But according to Romney’s campaign website, government spending accounted for only 24 percent of gross domestic product last year. The nonpartisan Congressional Budget Office says that government spending is 23 percent of GDP.
“I have no idea where that number came from,” Tyson, a professor at the University of California at Berkeley, told The Huffington Post after the debate. “That is certainly not a number that is consistent with the facts.”
Tyson said she couldn’t tell whether Romney said it “knowing it was wrong” or whether he “mixed the numbers up in his head.” But nonetheless, she said, “It’s clearly wrong.”
Tyson added that when it comes to taxes, “we’re not anywhere near countries like Spain.”
The Boston Globe reports that as many as 13,000 people may have gotten tainted steroid injections from a Framingham, MA pharmacy and could be at risk of getting meningitis.
US health officials on Monday said that 13,000 patients in 23 states, including Connecticut, Rhode Island, and New Hampshire, have been injected with a potentially tainted steroid treatment made by a Framingham pharmacy, more information can be found here and linked to a national outbreak of meningitis.
The US Centers for Disease Control and Prevention gave its sweeping estimate of the reach of the crisis as it reported 14 new cases of the disease, and another death in Tennessee, which appears to be the hardest hit among the states where the rare and serious form of fungal meningitis has been confirmed.
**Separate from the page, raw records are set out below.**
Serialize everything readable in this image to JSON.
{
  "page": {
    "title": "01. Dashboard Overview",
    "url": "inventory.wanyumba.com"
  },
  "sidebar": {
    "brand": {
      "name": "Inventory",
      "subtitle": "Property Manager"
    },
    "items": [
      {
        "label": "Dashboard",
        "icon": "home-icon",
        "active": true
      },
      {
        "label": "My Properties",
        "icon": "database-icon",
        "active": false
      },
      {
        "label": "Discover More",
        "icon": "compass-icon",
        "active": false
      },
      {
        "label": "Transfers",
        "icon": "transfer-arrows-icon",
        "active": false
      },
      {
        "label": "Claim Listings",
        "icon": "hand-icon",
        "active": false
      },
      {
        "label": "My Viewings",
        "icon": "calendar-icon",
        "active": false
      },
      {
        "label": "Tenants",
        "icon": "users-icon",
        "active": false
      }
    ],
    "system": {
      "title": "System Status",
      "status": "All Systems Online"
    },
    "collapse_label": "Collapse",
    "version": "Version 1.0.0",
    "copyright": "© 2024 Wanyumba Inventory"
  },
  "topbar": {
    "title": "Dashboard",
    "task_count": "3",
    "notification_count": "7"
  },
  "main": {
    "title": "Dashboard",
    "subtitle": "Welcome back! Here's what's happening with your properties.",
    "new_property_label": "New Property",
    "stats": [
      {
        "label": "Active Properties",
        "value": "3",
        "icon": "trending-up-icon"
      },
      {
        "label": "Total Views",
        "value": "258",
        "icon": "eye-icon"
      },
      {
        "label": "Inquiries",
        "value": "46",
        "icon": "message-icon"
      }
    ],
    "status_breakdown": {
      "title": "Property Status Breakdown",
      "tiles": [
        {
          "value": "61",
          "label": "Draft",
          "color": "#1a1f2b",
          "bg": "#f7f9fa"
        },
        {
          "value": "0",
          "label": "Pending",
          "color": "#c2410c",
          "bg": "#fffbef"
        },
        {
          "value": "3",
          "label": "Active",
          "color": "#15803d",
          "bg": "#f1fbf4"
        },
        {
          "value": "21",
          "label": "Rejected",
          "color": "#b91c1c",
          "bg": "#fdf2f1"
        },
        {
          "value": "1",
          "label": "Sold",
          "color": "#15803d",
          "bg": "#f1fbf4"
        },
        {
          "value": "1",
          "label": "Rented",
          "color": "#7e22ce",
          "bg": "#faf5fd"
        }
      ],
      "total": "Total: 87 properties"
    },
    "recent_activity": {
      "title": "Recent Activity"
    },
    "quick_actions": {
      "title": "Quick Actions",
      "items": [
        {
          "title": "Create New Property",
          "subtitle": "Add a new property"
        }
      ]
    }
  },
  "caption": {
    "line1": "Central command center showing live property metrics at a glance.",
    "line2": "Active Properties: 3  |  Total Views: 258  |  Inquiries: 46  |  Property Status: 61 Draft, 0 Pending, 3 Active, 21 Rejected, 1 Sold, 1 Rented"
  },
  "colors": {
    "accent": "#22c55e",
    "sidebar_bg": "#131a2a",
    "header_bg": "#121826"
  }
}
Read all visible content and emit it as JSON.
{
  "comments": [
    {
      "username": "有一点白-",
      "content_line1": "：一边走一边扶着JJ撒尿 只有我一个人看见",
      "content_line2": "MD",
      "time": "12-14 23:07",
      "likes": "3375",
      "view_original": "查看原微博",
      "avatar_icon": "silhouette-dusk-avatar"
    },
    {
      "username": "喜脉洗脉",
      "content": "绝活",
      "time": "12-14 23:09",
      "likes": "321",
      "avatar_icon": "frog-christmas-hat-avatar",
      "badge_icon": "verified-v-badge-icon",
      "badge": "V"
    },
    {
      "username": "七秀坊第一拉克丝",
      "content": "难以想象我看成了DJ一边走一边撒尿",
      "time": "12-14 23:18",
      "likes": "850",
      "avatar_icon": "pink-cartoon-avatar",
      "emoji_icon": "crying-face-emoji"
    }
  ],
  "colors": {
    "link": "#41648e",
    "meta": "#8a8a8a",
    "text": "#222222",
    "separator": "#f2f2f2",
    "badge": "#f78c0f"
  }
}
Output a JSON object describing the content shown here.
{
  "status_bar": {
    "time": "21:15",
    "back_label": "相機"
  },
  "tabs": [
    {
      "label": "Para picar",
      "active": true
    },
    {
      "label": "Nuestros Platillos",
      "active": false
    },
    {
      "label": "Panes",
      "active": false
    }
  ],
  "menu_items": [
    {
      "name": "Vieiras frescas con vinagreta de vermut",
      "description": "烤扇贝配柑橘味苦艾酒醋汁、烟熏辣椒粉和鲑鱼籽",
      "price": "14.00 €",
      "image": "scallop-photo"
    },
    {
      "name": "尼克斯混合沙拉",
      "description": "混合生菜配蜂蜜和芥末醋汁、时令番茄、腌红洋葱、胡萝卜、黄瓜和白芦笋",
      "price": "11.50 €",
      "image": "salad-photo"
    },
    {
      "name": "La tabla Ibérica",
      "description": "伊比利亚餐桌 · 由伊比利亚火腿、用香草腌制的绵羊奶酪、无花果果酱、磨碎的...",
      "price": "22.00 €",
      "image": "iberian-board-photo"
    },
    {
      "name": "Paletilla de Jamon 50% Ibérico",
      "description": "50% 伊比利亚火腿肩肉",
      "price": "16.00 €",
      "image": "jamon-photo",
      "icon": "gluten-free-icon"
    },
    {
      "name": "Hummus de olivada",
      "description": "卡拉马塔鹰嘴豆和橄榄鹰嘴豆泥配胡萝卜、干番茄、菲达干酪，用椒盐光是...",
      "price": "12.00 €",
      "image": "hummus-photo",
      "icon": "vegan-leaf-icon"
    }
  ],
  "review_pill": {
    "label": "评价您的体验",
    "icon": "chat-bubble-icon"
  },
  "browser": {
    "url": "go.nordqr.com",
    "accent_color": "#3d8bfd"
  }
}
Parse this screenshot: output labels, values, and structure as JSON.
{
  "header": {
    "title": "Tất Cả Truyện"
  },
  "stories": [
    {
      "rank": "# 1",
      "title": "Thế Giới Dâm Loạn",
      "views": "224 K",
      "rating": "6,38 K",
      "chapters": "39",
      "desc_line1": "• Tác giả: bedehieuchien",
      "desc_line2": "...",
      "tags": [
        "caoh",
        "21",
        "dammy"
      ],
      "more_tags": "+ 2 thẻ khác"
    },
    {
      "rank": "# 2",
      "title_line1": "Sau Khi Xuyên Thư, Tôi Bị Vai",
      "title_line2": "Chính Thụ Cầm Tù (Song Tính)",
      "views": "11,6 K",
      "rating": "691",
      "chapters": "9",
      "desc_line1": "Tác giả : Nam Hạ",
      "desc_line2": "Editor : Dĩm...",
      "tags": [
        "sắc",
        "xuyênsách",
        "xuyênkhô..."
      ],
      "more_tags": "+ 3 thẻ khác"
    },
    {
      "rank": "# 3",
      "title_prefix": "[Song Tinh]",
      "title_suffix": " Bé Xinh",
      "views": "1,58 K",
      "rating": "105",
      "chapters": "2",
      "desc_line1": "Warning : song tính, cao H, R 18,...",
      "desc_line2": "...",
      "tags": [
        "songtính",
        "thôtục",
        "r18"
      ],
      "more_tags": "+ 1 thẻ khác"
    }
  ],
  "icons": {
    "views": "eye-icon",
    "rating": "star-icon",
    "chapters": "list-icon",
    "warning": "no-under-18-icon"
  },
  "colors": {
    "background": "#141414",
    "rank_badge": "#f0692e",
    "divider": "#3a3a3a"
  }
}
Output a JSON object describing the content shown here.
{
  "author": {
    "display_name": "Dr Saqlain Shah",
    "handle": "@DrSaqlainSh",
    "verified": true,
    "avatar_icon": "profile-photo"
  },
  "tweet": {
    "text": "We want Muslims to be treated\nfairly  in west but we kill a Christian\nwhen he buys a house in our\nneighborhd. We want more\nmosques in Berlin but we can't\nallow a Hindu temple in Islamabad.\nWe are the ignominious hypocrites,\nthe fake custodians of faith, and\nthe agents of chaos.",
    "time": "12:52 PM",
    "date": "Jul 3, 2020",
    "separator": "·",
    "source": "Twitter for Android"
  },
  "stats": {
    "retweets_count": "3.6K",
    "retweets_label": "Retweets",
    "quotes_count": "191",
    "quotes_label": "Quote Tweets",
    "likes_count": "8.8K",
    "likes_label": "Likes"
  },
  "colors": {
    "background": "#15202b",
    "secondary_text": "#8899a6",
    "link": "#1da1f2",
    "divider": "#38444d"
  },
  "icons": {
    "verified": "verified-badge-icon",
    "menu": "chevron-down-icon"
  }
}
“We know that 13,000 people received the injection,” said Jamila Jones, a public affairs specilialist for the CDC in Atlanta. “They received it at facilities across the country. They are at risk.”
So far, 105 cases and eight deaths have been confirmed nationally, the agency said.
The steroid, called methylprednisolone acetate, was made by New England Compounding Center in Framingham, which voluntarily ceased operations Oct. 3 amid a widening probe of the treatment and its use at dozens of health care facilities from New Hampshire to California.